ProvenHeaderCoinstakeRule.GetAndValidatePreviousUtxo() retrieves the coinstake kernel from coinstake transaction and ProvenHeaderCoinstakeRule.CheckCoinstakeAgeRequirement() checks to see if the kernel is of the required age.

Checking the coinstake kernel was spent correctly

ProvenHeaderCoinstakeRule.CheckSignature() verifies the coinstake kernel was spent correctly in the coinstake transaction. This proves that the creator of the block also owned the coinstake kernel UTXO.

Checking the hash generated by the coinstake kernel hits the target

ProvenHeaderCoinstakeRule.CheckStakeKernelHash() checks the hash generated by the coinstake kernel is lower than the target, which means the target was hit and the right to mine a block granted. The target is weighted by multiplying it by the value of the coinstake kernel. A more valuable coinstake kernel means a higher (easier) target. Looking at the coinstake kernel calculations in code takes a detailed look at these calculations.

Checking that the coinstake transaction is in the block represented by the proven header

ProvenHeaderCoinstakeRule.CheckCoinstakeMerkleProof() uses the merkle proof to check that the coinstake transaction is in the merkle tree and therefore included in the block.

Checking the proven header’s signature was made by the miner who owns the coinstake transaction output.

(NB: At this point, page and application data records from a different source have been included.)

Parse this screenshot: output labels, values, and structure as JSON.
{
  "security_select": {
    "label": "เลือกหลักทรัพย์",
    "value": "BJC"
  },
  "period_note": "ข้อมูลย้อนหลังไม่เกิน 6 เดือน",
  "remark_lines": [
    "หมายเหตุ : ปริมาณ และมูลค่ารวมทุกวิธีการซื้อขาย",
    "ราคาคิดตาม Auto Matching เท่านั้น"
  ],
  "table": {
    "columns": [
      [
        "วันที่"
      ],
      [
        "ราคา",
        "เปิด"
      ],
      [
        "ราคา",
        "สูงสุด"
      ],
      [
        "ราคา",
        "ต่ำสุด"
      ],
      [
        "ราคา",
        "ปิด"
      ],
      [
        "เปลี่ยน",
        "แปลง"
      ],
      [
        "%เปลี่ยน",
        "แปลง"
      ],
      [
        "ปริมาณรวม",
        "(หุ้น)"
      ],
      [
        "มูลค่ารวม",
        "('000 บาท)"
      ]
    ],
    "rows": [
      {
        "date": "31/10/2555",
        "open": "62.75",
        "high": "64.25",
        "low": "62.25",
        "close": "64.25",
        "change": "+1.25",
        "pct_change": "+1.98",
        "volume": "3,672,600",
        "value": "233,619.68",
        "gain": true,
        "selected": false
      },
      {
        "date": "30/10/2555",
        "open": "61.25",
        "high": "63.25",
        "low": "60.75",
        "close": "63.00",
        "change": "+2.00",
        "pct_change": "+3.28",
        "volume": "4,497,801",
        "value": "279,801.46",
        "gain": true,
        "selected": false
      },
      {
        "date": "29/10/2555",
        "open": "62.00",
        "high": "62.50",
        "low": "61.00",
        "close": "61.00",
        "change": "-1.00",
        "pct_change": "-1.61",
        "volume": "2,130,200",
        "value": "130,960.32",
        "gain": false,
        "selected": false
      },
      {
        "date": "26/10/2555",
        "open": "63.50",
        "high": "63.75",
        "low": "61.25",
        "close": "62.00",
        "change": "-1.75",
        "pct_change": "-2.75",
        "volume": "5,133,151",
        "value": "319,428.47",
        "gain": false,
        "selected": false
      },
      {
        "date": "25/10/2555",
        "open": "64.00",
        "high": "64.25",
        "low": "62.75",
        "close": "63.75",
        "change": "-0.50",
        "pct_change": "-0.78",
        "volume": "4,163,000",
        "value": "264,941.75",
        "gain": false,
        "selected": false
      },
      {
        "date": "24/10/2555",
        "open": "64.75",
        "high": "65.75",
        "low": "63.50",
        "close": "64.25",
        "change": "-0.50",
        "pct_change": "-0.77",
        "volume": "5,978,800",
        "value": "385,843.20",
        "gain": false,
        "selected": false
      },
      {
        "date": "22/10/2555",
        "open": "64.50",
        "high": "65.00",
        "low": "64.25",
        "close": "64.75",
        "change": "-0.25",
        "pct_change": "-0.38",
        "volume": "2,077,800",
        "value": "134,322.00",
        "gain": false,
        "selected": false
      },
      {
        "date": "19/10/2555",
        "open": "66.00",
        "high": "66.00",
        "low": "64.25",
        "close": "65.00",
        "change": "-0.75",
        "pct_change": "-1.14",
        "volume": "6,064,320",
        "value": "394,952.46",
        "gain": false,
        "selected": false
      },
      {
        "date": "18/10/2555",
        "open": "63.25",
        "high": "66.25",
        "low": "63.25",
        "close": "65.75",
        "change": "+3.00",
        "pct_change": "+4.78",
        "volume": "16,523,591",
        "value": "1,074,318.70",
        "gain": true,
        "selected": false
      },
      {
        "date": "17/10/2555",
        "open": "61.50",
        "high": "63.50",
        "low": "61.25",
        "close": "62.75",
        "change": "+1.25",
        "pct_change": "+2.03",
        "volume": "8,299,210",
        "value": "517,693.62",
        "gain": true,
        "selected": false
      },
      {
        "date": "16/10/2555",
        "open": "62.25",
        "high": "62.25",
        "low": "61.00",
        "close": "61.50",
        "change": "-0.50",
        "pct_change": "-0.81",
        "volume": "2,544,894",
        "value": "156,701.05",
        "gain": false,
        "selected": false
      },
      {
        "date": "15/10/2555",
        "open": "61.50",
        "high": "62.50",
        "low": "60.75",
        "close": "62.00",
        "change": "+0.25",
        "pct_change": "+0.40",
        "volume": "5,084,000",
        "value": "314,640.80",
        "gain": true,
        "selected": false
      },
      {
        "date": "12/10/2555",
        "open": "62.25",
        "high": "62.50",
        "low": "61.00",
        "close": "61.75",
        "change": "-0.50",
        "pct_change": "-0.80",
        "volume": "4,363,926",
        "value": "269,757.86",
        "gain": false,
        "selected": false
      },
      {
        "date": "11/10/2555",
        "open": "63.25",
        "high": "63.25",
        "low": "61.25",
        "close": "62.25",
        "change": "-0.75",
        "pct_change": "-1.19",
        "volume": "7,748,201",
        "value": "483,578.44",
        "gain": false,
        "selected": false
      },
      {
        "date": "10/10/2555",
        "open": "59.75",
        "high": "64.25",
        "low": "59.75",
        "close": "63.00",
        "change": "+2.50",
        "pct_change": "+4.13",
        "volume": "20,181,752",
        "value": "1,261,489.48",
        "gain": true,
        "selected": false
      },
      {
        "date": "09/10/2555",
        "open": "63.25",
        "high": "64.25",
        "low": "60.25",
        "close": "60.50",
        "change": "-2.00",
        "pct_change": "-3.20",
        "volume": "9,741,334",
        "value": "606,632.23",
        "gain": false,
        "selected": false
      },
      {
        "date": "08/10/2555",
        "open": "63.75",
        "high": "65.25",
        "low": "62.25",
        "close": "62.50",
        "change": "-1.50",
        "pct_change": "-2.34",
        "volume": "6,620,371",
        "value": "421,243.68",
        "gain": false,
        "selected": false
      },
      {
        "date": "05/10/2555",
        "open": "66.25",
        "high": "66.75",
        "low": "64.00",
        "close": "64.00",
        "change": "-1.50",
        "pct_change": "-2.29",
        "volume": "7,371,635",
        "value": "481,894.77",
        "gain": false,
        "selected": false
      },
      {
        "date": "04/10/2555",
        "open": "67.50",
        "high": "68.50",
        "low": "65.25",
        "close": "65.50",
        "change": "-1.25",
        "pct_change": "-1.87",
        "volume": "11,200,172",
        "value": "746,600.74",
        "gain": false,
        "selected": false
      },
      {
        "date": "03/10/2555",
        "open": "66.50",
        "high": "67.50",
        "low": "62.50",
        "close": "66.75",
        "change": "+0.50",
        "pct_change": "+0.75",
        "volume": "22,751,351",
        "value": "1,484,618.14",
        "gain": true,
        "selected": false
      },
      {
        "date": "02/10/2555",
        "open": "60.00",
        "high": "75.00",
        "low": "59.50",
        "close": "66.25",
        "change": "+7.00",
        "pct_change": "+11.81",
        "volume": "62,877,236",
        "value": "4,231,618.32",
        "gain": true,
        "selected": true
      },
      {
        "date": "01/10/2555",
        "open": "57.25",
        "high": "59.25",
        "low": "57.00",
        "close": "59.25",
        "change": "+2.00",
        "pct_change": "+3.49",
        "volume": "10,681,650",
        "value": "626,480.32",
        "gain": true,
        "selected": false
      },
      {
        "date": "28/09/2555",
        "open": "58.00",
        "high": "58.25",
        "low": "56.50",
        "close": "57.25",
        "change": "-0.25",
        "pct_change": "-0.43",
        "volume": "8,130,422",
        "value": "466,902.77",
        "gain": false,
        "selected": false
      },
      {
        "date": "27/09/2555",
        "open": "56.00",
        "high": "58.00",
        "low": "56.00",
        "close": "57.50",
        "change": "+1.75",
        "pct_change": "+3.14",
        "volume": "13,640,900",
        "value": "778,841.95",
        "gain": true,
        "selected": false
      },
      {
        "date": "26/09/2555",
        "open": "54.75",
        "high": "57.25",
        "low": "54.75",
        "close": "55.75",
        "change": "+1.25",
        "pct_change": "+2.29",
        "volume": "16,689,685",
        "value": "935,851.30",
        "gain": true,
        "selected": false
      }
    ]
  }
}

ProvenHeaderCoinstakeRule.CheckHeaderSignatureWithCoinstakeKernel() checks that the signature of the represented block’s hash matches the public key used in the coinstake transaction’s second output locking script. A match means the same private key was behind both.